- Wigginton, Andrew, McSpirit, Stephanie, Sims, C. Dewayne
- Bulletin of environmental contamination and toxicology 2007 v.79 no.4 pp. 405-409
- United States Environmental Protection Agency, arsenic, barium, cadmium, chromium, coal, cobalt, copper, drinking water, guidelines, heavy metals, iron, lead, manganese, pollution, public water supply, slurries, tanks, water quality, Kentucky

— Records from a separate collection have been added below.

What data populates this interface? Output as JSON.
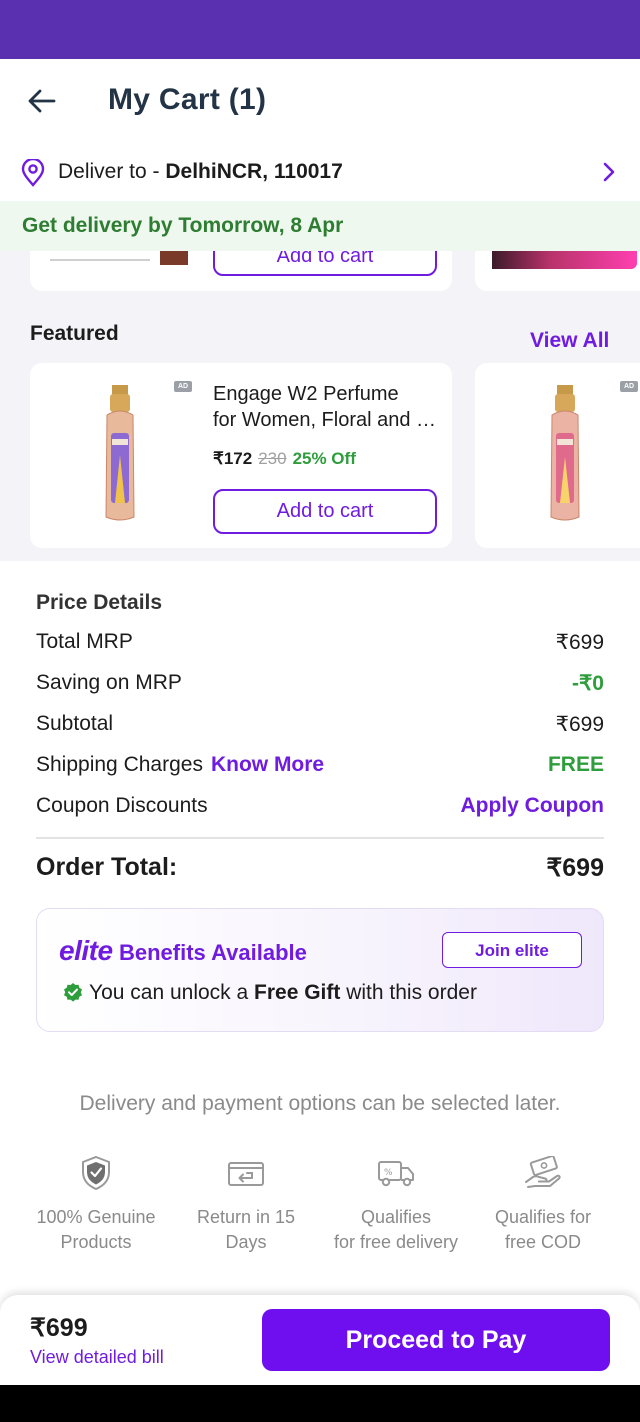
{
  "header": {
    "title": "My Cart (1)"
  },
  "delivery": {
    "deliver_prefix": "Deliver to - ",
    "location": "DelhiNCR, 110017",
    "banner": "Get delivery by Tomorrow, 8 Apr"
  },
  "previous_row": {
    "add_label": "Add to cart"
  },
  "featured": {
    "title": "Featured",
    "view_all": "View All",
    "ad_label": "AD",
    "products": [
      {
        "name_line1": "Engage W2 Perfume",
        "name_line2": "for Women, Floral and F...",
        "price": "₹172",
        "mrp": "230",
        "discount": "25% Off",
        "add_label": "Add to cart"
      }
    ]
  },
  "price_details": {
    "title": "Price Details",
    "rows": [
      {
        "label": "Total MRP",
        "value": "₹699"
      },
      {
        "label": "Saving on MRP",
        "value": "-₹0"
      },
      {
        "label": "Subtotal",
        "value": "₹699"
      },
      {
        "label": "Shipping Charges",
        "extra": "Know More",
        "value": "FREE"
      },
      {
        "label": "Coupon Discounts",
        "value": "Apply Coupon"
      }
    ],
    "order_total_label": "Order Total:",
    "order_total_value": "₹699"
  },
  "elite": {
    "brand": "elite",
    "benefits": "Benefits Available",
    "join": "Join elite",
    "gift_pre": "You can unlock a ",
    "gift_bold": "Free Gift",
    "gift_post": " with this order"
  },
  "select_later": "Delivery and payment options can be selected later.",
  "features": [
    {
      "icon": "shield-check-icon",
      "line1": "100% Genuine",
      "line2": "Products"
    },
    {
      "icon": "return-icon",
      "line1": "Return in 15",
      "line2": "Days"
    },
    {
      "icon": "delivery-truck-icon",
      "line1": "Qualifies",
      "line2": "for free delivery"
    },
    {
      "icon": "cash-hand-icon",
      "line1": "Qualifies for",
      "line2": "free COD"
    }
  ],
  "bottom": {
    "total": "₹699",
    "bill_link": "View detailed bill",
    "pay_label": "Proceed to Pay"
  },
  "colors": {
    "brand_purple": "#6f1ce0",
    "status_bar": "#5a2fb0",
    "green": "#2e9d3b",
    "banner_bg": "#eef8ee"
  }
}
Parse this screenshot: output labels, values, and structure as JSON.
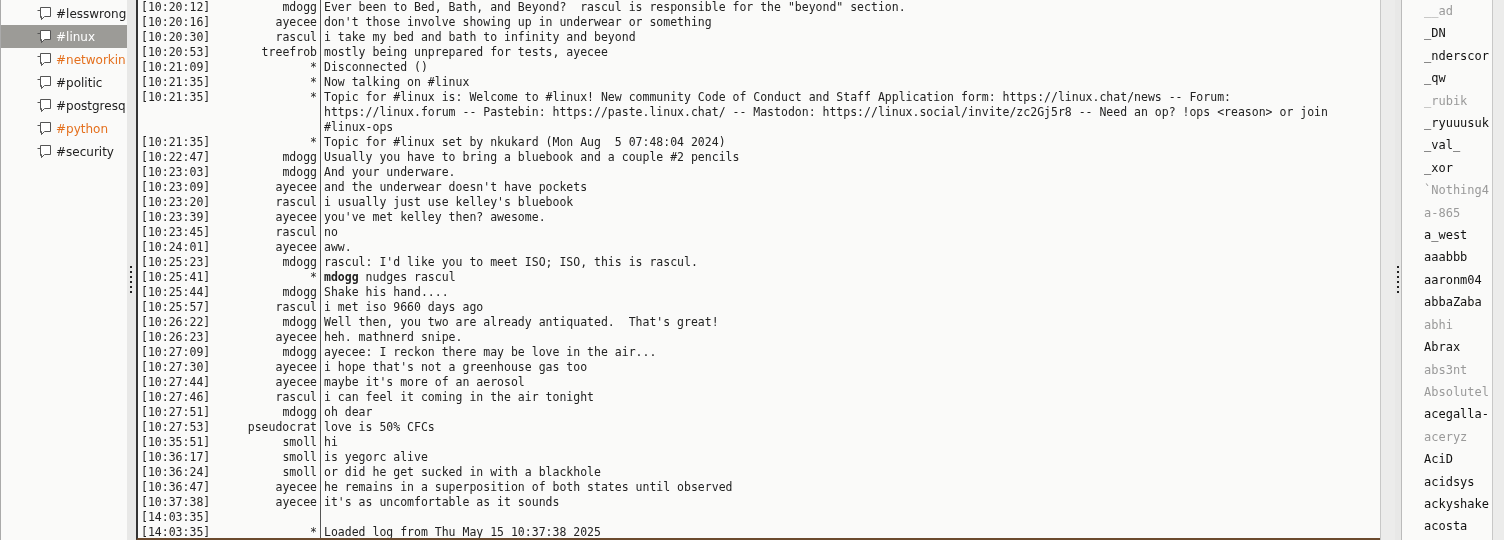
{
  "channels": [
    {
      "name": "#lesswrong",
      "selected": false,
      "activity": false
    },
    {
      "name": "#linux",
      "selected": true,
      "activity": false
    },
    {
      "name": "#networkin",
      "selected": false,
      "activity": true
    },
    {
      "name": "#politic",
      "selected": false,
      "activity": false
    },
    {
      "name": "#postgresq",
      "selected": false,
      "activity": false
    },
    {
      "name": "#python",
      "selected": false,
      "activity": true
    },
    {
      "name": "#security",
      "selected": false,
      "activity": false
    }
  ],
  "messages": [
    {
      "time": "[10:20:12]",
      "nick": "mdogg",
      "text": "Ever been to Bed, Bath, and Beyond?  rascul is responsible for the \"beyond\" section."
    },
    {
      "time": "[10:20:16]",
      "nick": "ayecee",
      "text": "don't those involve showing up in underwear or something"
    },
    {
      "time": "[10:20:30]",
      "nick": "rascul",
      "text": "i take my bed and bath to infinity and beyond"
    },
    {
      "time": "[10:20:53]",
      "nick": "treefrob",
      "text": "mostly being unprepared for tests, ayecee"
    },
    {
      "time": "[10:21:09]",
      "nick": "*",
      "text": "Disconnected ()"
    },
    {
      "time": "[10:21:35]",
      "nick": "*",
      "text": "Now talking on #linux"
    },
    {
      "time": "[10:21:35]",
      "nick": "*",
      "text": "Topic for #linux is: Welcome to #linux! New community Code of Conduct and Staff Application form: https://linux.chat/news -- Forum: https://linux.forum -- Pastebin: https://paste.linux.chat/ -- Mastodon: https://linux.social/invite/zc2Gj5r8 -- Need an op? !ops <reason> or join #linux-ops"
    },
    {
      "time": "[10:21:35]",
      "nick": "*",
      "text": "Topic for #linux set by nkukard (Mon Aug  5 07:48:04 2024)"
    },
    {
      "time": "[10:22:47]",
      "nick": "mdogg",
      "text": "Usually you have to bring a bluebook and a couple #2 pencils"
    },
    {
      "time": "[10:23:03]",
      "nick": "mdogg",
      "text": "And your underware."
    },
    {
      "time": "[10:23:09]",
      "nick": "ayecee",
      "text": "and the underwear doesn't have pockets"
    },
    {
      "time": "[10:23:20]",
      "nick": "rascul",
      "text": "i usually just use kelley's bluebook"
    },
    {
      "time": "[10:23:39]",
      "nick": "ayecee",
      "text": "you've met kelley then? awesome."
    },
    {
      "time": "[10:23:45]",
      "nick": "rascul",
      "text": "no"
    },
    {
      "time": "[10:24:01]",
      "nick": "ayecee",
      "text": "aww."
    },
    {
      "time": "[10:25:23]",
      "nick": "mdogg",
      "text": "rascul: I'd like you to meet ISO; ISO, this is rascul."
    },
    {
      "time": "[10:25:41]",
      "nick": "*",
      "text": "**mdogg** nudges rascul"
    },
    {
      "time": "[10:25:44]",
      "nick": "mdogg",
      "text": "Shake his hand...."
    },
    {
      "time": "[10:25:57]",
      "nick": "rascul",
      "text": "i met iso 9660 days ago"
    },
    {
      "time": "[10:26:22]",
      "nick": "mdogg",
      "text": "Well then, you two are already antiquated.  That's great!"
    },
    {
      "time": "[10:26:23]",
      "nick": "ayecee",
      "text": "heh. mathnerd snipe."
    },
    {
      "time": "[10:27:09]",
      "nick": "mdogg",
      "text": "ayecee: I reckon there may be love in the air..."
    },
    {
      "time": "[10:27:30]",
      "nick": "ayecee",
      "text": "i hope that's not a greenhouse gas too"
    },
    {
      "time": "[10:27:44]",
      "nick": "ayecee",
      "text": "maybe it's more of an aerosol"
    },
    {
      "time": "[10:27:46]",
      "nick": "rascul",
      "text": "i can feel it coming in the air tonight"
    },
    {
      "time": "[10:27:51]",
      "nick": "mdogg",
      "text": "oh dear"
    },
    {
      "time": "[10:27:53]",
      "nick": "pseudocrat",
      "text": "love is 50% CFCs"
    },
    {
      "time": "[10:35:51]",
      "nick": "smoll",
      "text": "hi"
    },
    {
      "time": "[10:36:17]",
      "nick": "smoll",
      "text": "is yegorc alive"
    },
    {
      "time": "[10:36:24]",
      "nick": "smoll",
      "text": "or did he get sucked in with a blackhole"
    },
    {
      "time": "[10:36:47]",
      "nick": "ayecee",
      "text": "he remains in a superposition of both states until observed"
    },
    {
      "time": "[10:37:38]",
      "nick": "ayecee",
      "text": "it's as uncomfortable as it sounds"
    },
    {
      "time": "[14:03:35]"
    },
    {
      "time": "[14:03:35]",
      "nick": "*",
      "text": "Loaded log from Thu May 15 10:37:38 2025"
    }
  ],
  "users": [
    {
      "nick": "__ad",
      "away": true
    },
    {
      "nick": "_DN",
      "away": false
    },
    {
      "nick": "_nderscor",
      "away": false
    },
    {
      "nick": "_qw",
      "away": false
    },
    {
      "nick": "_rubik",
      "away": true
    },
    {
      "nick": "_ryuuusuk",
      "away": false
    },
    {
      "nick": "_val_",
      "away": false
    },
    {
      "nick": "_xor",
      "away": false
    },
    {
      "nick": "`Nothing4",
      "away": true
    },
    {
      "nick": "a-865",
      "away": true
    },
    {
      "nick": "a_west",
      "away": false
    },
    {
      "nick": "aaabbb",
      "away": false
    },
    {
      "nick": "aaronm04",
      "away": false
    },
    {
      "nick": "abbaZaba",
      "away": false
    },
    {
      "nick": "abhi",
      "away": true
    },
    {
      "nick": "Abrax",
      "away": false
    },
    {
      "nick": "abs3nt",
      "away": true
    },
    {
      "nick": "Absolutel",
      "away": true
    },
    {
      "nick": "acegalla-",
      "away": false
    },
    {
      "nick": "aceryz",
      "away": true
    },
    {
      "nick": "AciD",
      "away": false
    },
    {
      "nick": "acidsys",
      "away": false
    },
    {
      "nick": "ackyshake",
      "away": false
    },
    {
      "nick": "acosta",
      "away": false
    }
  ]
}
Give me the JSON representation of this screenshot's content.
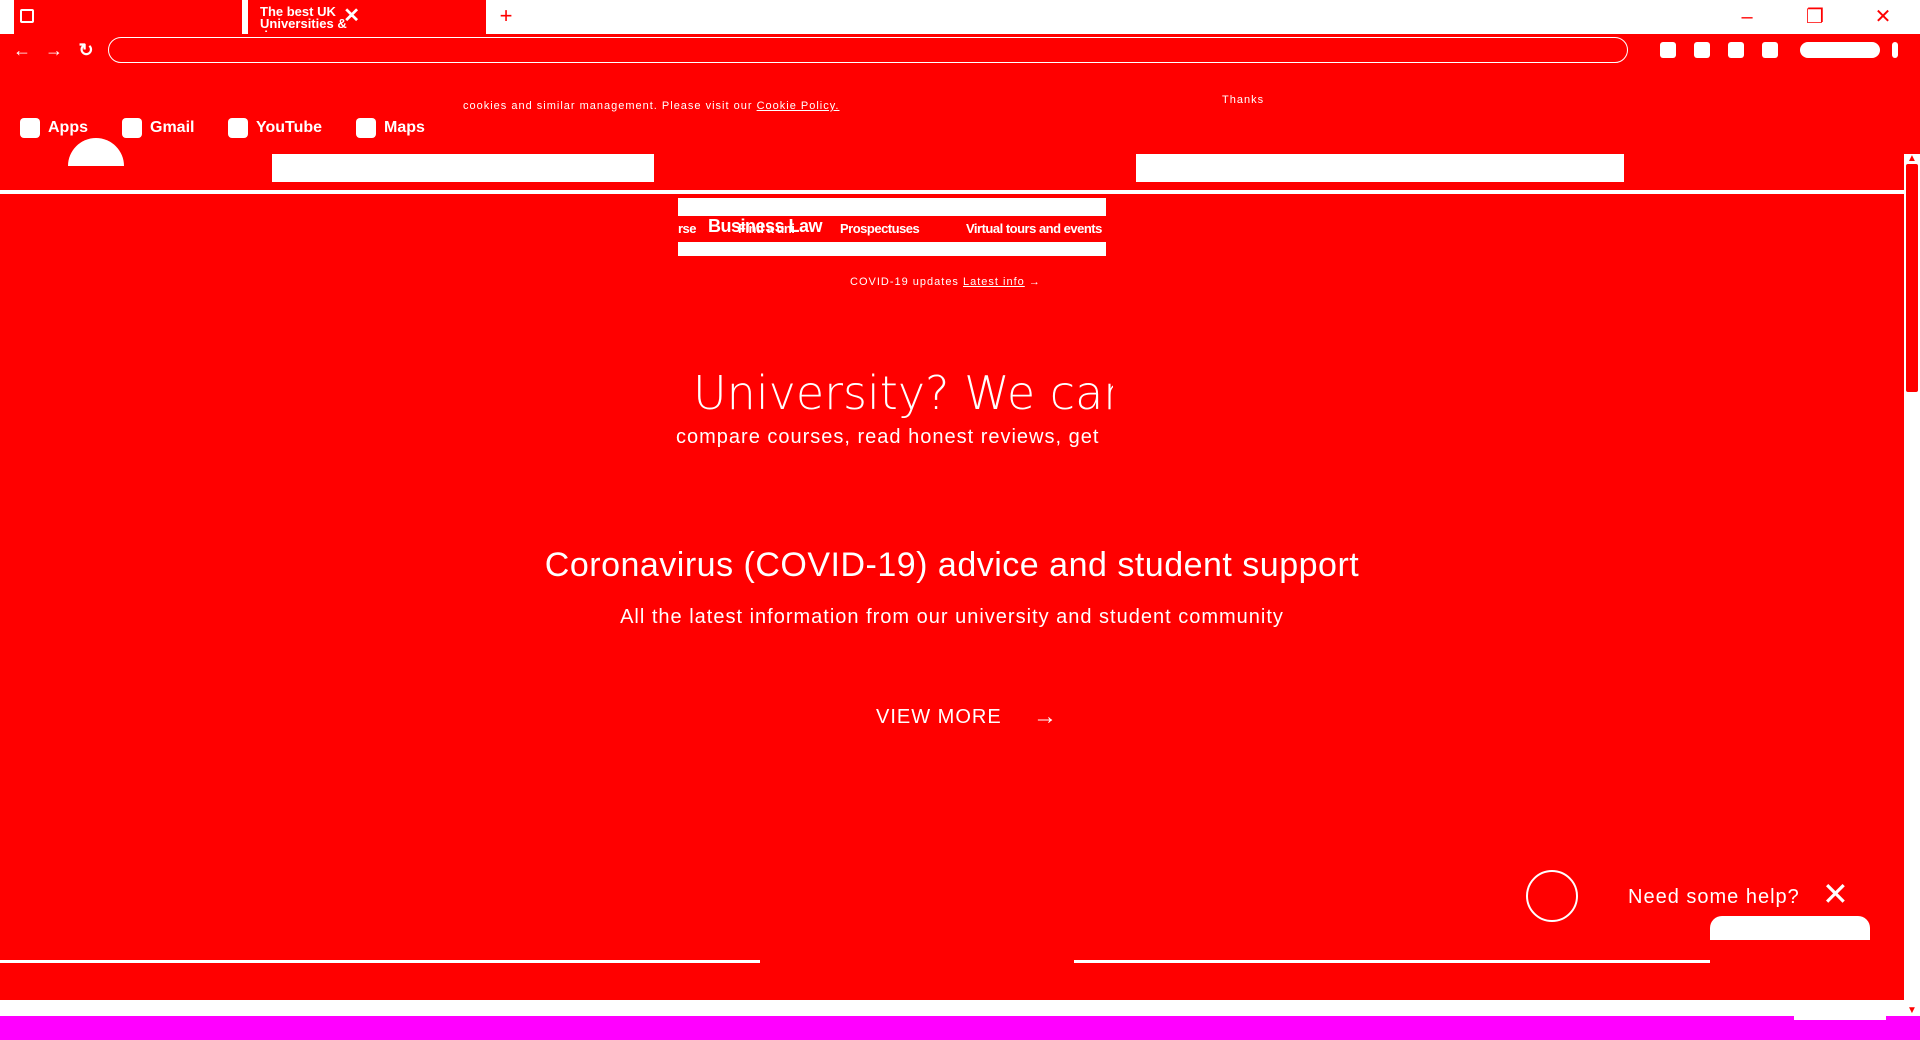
{
  "browser": {
    "tabs": [
      {
        "label": ""
      },
      {
        "label": "The best UK Universities & degree"
      },
      {
        "label": ""
      }
    ],
    "new_tab_label": "+",
    "window_buttons": {
      "minimize": "–",
      "restore": "❐",
      "close": "✕"
    },
    "nav": {
      "back": "←",
      "forward": "→",
      "reload": "↻"
    }
  },
  "bookmarks": [
    {
      "label": "Apps"
    },
    {
      "label": "Gmail"
    },
    {
      "label": "YouTube"
    },
    {
      "label": "Maps"
    }
  ],
  "cookie_banner": {
    "text": "cookies and similar management. Please visit our",
    "link": "Cookie Policy.",
    "right_text": "Thanks"
  },
  "site_nav": {
    "links": [
      "rse",
      "Find a uni",
      "Prospectuses",
      "Virtual tours and events"
    ],
    "feature": "Business Law"
  },
  "updates": {
    "text": "COVID-19 updates",
    "link": "Latest info"
  },
  "hero": {
    "title": "University? We can",
    "subtitle": "compare courses, read honest reviews, get"
  },
  "covid": {
    "title": "Coronavirus (COVID-19) advice and student support",
    "subtitle": "All the latest information from our university and student community",
    "cta": "VIEW MORE",
    "cta_arrow": "→"
  },
  "help_widget": {
    "text": "Need some help?",
    "close": "✕"
  }
}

- In 2000, a coal slurry impoundment failure in Martin County, Kentucky, caused concerns about contaminants entering municipal water supplies. Water samples taken from impacted and reference area hot water tanks often exceeded US EPA drinking water guidelines. Concentrations of As, Cd, Cr, Cu, Fe, Mn, and Pb had maxima of 119; 51.9; 154; 170,000; 976,000; 8,710; and 12,700 μg/L, respectively. Significantly different metal accumulation between counties indicated this procedure's utility for assessing long-term municipal water quality. Correlations between metal concentrations were strong and consistent for As, Ba, Cd, Cr, Co, and Fe indicating that some metals accumulate proportionally with others.